(Records excerpted from a collection)
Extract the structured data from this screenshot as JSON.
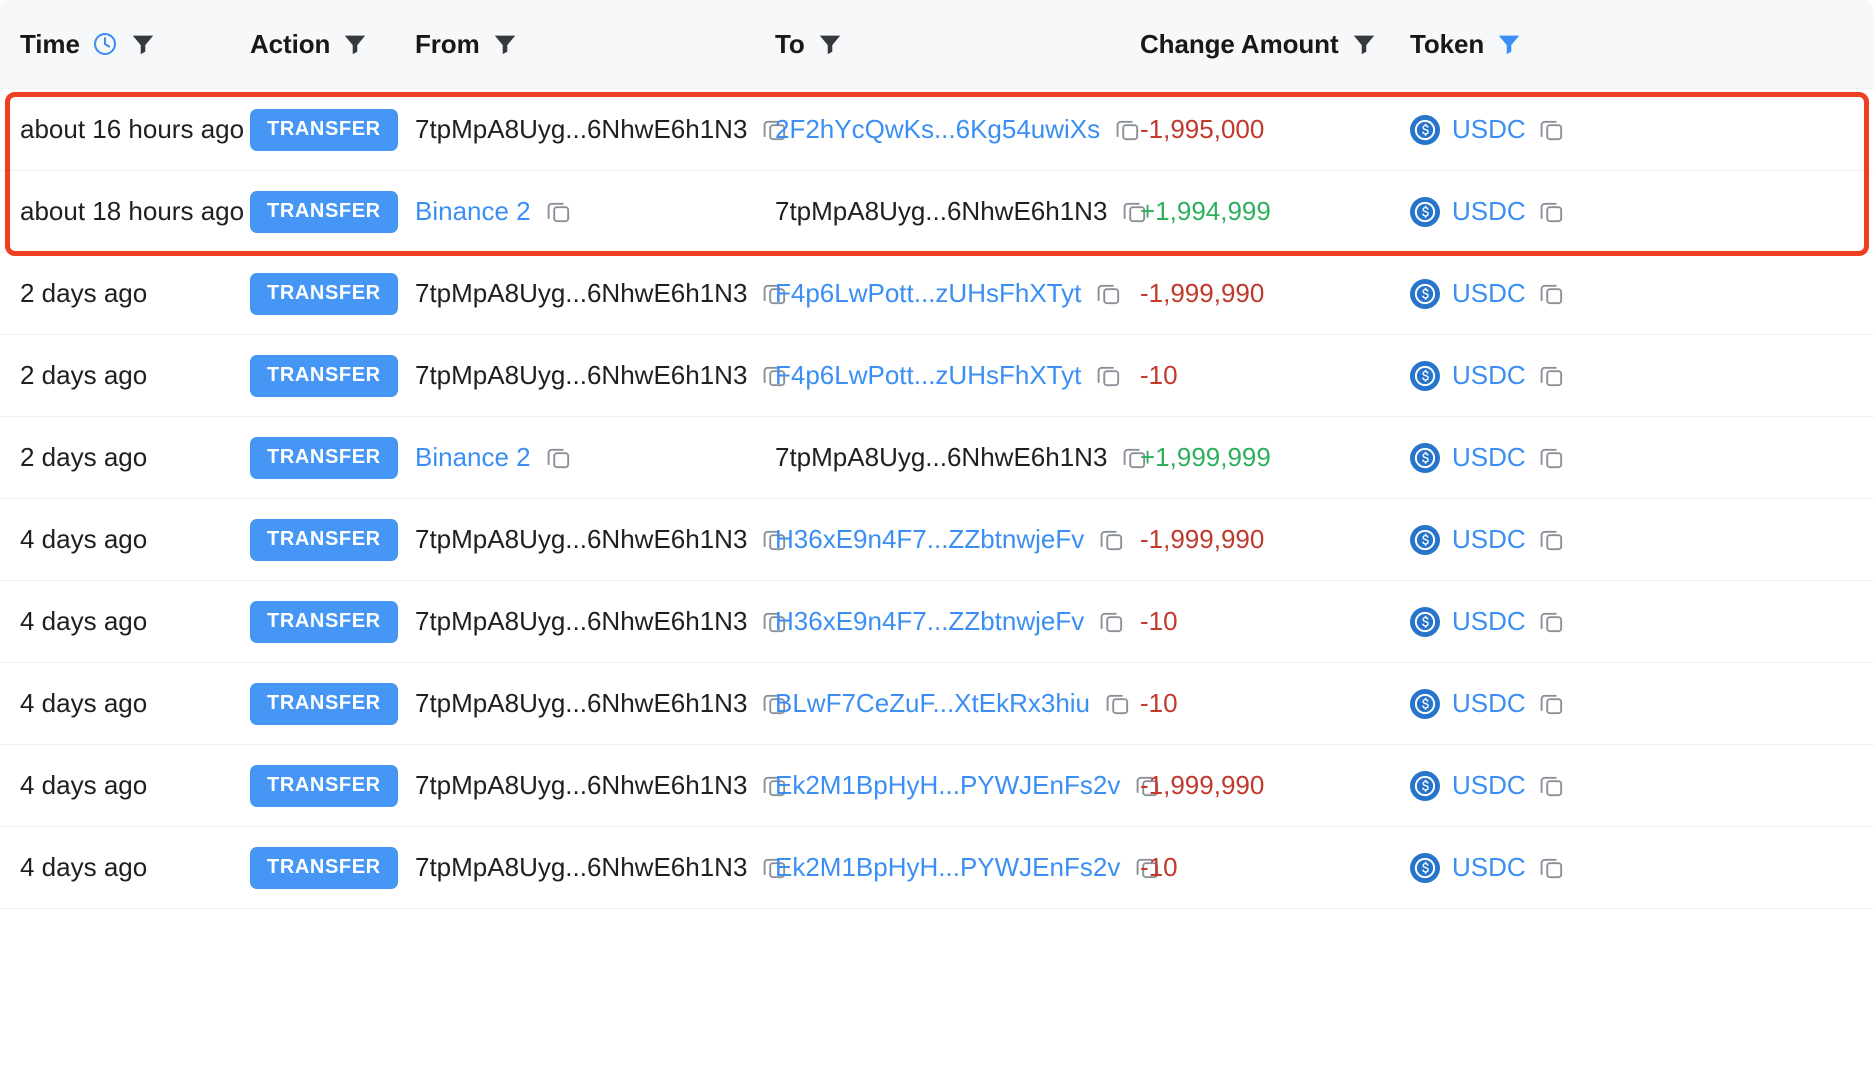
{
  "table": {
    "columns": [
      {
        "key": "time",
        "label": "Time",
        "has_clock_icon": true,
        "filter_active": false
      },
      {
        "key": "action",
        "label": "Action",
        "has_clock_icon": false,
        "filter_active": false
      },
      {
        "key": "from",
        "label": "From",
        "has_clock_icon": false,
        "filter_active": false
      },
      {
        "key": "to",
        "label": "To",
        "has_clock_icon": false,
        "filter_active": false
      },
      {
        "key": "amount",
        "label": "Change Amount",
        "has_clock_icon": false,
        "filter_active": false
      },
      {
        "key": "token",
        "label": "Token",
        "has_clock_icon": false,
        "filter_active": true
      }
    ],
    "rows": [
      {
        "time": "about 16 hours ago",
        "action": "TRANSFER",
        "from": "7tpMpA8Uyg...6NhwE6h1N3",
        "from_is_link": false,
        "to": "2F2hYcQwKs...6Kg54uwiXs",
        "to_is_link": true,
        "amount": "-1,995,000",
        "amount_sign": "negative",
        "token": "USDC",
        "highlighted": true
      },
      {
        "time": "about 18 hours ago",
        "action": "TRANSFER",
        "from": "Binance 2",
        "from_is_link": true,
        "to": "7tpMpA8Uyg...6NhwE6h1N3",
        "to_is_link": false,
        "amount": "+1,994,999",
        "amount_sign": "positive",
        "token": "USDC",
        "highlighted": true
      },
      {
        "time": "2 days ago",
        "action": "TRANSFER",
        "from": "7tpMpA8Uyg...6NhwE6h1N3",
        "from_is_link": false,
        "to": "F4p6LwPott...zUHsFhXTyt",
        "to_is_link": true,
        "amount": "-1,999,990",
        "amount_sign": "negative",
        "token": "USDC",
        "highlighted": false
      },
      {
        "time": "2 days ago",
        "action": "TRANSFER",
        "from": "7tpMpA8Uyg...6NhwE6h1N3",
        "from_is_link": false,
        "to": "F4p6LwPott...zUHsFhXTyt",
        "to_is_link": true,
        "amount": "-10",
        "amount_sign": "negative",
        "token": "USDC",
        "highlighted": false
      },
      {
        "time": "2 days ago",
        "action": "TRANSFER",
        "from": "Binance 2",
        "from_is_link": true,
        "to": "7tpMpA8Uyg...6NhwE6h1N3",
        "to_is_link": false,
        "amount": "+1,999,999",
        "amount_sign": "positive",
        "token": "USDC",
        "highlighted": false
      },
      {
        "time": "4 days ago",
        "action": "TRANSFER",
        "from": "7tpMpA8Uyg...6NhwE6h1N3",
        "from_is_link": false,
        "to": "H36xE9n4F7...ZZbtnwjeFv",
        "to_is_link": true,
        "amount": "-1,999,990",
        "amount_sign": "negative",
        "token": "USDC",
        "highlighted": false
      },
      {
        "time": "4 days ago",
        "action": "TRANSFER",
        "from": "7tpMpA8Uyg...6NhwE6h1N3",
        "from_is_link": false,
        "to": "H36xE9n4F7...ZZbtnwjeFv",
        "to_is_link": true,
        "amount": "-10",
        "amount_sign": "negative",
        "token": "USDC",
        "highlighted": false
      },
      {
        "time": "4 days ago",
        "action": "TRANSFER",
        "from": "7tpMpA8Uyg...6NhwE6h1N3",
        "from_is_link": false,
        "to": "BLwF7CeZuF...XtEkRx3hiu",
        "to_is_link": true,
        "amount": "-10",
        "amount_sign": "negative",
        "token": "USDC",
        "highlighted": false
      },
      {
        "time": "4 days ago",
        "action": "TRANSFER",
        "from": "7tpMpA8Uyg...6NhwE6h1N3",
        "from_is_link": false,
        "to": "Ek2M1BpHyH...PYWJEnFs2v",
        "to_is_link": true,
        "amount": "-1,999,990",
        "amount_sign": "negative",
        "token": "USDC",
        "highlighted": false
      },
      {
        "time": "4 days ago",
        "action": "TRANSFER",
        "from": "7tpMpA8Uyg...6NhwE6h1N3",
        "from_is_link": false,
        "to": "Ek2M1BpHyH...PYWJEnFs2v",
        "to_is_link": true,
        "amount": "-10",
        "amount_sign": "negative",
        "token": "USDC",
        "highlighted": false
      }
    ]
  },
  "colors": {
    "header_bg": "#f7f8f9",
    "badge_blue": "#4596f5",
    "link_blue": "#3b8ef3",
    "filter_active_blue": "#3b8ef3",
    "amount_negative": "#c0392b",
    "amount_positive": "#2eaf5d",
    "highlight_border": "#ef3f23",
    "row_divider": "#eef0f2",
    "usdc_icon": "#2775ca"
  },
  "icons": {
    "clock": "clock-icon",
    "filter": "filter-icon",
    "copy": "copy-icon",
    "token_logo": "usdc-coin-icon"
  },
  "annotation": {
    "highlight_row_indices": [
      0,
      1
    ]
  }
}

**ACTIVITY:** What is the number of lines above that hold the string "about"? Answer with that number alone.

**ANSWER BELOW:** 2